Fabrega suggested actors always tell someone responsible where they are going and leave an address and phone number with that person. Jotting down details about the new person's appearance and vehicle, including the make and color of the car and the license plate number, also doesn't hurt. He added that once actors arrive at an audition, they should mentally note the exact location and address because 911 operators receiving calls from cell phones will not have the location at hand. "Remember the main goal is not the job; the main goal is your safety," he said. "If it's too good to be true, it's too good to be true."
For the Johnson murder, Paleologus will serve 25 years to life in prison with the possibility of parole, which according to defense investigator G. Patrick Little indicates a victory for the defense. "If he had gotten convicted of the murder, then he would have gotten the death penalty. So we got him the best possible deal that you could possibly get a human being and still with a possibility that he might get paroled," said Little. The sentencing is scheduled for Sept. 15.

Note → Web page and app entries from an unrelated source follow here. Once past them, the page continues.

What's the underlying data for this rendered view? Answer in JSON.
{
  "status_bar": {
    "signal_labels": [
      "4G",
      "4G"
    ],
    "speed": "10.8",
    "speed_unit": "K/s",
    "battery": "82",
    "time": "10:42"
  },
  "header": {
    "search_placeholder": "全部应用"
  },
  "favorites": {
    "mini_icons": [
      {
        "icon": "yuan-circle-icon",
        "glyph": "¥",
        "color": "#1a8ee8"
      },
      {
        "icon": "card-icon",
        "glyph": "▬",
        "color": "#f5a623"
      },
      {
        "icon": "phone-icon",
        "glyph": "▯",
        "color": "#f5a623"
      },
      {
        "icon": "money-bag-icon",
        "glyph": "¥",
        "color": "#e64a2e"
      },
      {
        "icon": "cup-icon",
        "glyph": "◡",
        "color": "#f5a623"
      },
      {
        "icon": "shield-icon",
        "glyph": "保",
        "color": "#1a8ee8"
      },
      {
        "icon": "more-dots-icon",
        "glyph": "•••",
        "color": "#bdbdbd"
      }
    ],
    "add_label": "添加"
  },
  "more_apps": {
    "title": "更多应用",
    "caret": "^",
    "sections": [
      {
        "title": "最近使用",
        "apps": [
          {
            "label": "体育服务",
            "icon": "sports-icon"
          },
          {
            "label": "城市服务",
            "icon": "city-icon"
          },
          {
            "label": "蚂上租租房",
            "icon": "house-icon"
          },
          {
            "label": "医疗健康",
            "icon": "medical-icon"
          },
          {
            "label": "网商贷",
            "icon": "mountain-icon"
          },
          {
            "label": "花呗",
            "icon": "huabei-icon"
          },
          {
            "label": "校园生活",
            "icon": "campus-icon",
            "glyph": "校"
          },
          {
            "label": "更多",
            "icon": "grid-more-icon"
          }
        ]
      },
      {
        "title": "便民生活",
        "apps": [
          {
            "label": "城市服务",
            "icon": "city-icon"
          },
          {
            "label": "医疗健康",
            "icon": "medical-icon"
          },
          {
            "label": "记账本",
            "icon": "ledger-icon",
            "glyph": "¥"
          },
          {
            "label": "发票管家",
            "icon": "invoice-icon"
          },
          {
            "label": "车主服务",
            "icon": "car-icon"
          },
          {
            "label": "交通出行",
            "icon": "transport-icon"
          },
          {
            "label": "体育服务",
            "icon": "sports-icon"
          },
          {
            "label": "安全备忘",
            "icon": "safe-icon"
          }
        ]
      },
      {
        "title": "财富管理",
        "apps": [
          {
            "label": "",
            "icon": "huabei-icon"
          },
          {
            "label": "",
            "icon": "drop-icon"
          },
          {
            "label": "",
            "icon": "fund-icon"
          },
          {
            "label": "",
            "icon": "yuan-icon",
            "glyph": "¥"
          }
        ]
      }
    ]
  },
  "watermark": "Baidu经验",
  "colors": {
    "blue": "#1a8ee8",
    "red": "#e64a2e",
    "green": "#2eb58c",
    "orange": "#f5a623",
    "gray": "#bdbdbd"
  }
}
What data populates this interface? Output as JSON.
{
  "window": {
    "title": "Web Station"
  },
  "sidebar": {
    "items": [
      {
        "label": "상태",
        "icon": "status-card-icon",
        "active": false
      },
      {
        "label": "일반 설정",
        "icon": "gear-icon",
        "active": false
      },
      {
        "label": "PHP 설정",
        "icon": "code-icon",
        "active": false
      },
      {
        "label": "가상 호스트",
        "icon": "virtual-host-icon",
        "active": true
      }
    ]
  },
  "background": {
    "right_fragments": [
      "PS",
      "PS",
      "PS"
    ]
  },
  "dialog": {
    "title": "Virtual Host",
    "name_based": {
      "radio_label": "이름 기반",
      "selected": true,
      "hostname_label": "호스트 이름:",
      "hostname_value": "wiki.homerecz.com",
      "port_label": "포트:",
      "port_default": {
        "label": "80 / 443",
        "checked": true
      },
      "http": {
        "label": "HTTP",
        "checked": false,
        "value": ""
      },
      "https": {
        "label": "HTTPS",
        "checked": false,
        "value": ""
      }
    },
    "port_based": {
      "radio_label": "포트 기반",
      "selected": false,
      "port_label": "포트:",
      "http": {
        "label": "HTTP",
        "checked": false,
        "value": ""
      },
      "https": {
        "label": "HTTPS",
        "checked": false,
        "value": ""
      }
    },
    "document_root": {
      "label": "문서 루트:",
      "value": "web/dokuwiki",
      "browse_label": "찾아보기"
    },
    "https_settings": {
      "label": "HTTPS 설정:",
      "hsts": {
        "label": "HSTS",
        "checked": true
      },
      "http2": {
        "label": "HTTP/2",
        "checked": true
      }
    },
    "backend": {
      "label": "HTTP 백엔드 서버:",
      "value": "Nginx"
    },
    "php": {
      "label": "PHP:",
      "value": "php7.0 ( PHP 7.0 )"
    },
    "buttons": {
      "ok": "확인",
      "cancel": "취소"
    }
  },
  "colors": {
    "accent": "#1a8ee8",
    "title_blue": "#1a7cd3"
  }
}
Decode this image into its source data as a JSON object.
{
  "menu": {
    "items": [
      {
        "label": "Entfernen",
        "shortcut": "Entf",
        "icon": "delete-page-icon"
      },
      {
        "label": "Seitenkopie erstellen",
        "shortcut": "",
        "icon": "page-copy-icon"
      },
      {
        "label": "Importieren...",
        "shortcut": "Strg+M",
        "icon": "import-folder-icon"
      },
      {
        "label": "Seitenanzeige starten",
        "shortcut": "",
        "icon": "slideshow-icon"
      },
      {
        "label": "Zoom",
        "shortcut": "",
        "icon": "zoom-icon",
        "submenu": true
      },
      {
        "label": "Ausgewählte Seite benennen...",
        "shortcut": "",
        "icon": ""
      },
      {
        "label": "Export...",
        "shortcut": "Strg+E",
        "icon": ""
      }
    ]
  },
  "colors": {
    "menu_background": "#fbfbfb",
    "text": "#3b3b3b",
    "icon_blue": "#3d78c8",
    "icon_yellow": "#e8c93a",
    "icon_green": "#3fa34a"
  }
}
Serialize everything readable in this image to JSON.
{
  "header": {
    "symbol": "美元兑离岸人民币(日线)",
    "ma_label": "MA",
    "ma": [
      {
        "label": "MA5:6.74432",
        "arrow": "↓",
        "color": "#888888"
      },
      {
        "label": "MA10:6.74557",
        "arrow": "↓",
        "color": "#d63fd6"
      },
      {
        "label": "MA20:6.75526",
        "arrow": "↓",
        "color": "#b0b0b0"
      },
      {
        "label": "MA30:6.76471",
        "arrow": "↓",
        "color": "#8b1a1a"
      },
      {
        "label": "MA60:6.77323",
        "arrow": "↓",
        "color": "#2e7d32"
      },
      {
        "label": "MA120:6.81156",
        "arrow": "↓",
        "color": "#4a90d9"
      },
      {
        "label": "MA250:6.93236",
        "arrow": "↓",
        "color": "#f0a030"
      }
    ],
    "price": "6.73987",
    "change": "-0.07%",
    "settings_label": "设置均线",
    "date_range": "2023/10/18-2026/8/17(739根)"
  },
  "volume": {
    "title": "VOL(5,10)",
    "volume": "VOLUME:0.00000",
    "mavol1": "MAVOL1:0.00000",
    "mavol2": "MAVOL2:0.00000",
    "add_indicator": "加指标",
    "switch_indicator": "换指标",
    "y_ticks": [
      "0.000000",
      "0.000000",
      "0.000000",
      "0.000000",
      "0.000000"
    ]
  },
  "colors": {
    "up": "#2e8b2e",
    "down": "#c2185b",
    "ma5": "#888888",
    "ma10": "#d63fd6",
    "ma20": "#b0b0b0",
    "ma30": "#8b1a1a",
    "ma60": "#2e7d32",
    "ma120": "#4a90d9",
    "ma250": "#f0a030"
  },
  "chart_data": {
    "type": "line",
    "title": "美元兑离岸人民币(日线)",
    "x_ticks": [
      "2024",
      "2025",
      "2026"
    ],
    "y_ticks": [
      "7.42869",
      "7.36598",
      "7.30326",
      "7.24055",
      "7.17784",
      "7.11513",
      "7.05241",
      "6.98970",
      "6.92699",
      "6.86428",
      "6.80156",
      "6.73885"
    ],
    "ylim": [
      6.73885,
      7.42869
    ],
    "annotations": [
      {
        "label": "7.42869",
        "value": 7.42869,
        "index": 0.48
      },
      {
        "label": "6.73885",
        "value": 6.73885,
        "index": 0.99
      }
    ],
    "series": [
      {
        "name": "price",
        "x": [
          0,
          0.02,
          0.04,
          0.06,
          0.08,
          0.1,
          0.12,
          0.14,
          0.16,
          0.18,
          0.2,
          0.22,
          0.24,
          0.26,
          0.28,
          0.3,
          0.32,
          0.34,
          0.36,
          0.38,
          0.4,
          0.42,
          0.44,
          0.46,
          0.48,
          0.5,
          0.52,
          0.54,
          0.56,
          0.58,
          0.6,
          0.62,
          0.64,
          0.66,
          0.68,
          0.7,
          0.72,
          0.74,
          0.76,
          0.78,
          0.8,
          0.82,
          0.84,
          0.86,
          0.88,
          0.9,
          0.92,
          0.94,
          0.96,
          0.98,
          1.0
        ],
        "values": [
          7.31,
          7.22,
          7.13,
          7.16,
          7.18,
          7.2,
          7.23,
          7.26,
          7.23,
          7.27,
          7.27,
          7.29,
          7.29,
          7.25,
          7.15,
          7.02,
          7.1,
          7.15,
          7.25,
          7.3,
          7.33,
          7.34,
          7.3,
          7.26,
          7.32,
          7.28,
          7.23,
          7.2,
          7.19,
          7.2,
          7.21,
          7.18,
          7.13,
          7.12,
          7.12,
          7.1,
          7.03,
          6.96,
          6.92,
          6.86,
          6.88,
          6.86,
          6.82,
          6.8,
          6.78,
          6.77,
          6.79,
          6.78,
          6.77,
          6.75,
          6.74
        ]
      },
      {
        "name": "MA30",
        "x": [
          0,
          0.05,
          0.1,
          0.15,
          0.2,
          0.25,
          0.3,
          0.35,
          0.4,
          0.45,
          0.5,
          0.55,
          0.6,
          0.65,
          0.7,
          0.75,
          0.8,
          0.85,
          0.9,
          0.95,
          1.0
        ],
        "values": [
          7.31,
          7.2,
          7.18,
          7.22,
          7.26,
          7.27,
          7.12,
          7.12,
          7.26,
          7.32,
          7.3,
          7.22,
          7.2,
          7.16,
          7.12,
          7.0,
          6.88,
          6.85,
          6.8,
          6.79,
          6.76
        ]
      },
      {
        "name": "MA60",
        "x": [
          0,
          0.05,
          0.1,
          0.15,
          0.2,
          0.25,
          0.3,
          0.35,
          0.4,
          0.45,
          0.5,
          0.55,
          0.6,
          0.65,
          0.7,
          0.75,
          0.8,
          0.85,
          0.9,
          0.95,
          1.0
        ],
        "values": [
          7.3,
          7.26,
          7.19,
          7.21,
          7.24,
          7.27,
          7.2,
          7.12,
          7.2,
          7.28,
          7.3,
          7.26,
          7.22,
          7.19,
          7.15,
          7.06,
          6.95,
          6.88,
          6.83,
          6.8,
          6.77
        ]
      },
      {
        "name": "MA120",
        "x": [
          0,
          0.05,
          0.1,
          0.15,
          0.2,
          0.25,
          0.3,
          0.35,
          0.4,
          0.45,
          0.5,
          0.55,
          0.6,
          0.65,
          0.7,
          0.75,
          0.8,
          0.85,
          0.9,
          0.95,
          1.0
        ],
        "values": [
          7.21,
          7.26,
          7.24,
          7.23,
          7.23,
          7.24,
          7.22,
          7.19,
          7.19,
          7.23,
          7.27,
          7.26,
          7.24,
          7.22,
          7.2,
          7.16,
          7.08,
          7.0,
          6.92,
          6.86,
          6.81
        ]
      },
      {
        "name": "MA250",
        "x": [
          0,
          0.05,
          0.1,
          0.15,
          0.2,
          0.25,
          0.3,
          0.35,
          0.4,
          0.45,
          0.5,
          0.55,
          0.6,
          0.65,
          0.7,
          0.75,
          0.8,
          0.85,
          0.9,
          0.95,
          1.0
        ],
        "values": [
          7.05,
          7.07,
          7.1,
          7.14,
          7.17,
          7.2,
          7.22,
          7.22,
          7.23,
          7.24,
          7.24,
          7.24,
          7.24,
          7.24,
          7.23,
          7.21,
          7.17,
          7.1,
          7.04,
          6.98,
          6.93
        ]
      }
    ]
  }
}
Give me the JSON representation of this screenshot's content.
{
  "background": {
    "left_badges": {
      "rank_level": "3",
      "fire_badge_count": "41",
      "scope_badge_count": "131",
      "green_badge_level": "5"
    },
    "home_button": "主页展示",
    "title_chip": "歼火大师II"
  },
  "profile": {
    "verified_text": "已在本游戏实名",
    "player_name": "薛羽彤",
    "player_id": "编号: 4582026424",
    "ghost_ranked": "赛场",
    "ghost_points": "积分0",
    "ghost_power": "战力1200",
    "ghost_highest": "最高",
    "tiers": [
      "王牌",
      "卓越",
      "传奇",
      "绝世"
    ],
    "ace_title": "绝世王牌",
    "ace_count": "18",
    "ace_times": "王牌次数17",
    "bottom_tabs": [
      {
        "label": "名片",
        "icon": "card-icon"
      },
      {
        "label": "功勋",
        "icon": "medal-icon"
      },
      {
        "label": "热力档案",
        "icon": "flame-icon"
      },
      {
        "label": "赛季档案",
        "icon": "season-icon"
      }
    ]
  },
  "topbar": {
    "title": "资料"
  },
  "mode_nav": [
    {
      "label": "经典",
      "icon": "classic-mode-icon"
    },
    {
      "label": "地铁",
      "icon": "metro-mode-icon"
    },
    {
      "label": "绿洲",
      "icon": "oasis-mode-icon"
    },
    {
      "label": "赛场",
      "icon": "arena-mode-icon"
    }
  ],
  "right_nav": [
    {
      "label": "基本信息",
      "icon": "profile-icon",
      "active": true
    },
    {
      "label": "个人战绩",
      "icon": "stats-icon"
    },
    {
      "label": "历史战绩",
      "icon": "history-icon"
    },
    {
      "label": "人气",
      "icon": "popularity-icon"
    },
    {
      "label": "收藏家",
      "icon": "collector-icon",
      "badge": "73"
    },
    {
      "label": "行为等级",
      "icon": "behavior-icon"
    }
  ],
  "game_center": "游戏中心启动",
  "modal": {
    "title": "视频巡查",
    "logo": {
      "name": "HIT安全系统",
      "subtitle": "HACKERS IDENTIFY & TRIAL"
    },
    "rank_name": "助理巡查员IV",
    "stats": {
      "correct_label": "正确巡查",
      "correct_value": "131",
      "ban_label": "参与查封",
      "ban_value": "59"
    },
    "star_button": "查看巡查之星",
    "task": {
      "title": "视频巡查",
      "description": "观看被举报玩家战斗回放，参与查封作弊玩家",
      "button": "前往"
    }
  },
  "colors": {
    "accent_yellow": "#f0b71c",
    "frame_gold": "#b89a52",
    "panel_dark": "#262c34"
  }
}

Walgren, who said the victim's family was pleased with the plea bargain, saw things differently. "Our victim's family, their main concerns were getting him off the streets forever and having him take some sort of responsibility. They were very pleased with the resolution, very pleased that they were able to bring some closure to this case, so we're very happy," he said. "He should serve the rest of his life in prison."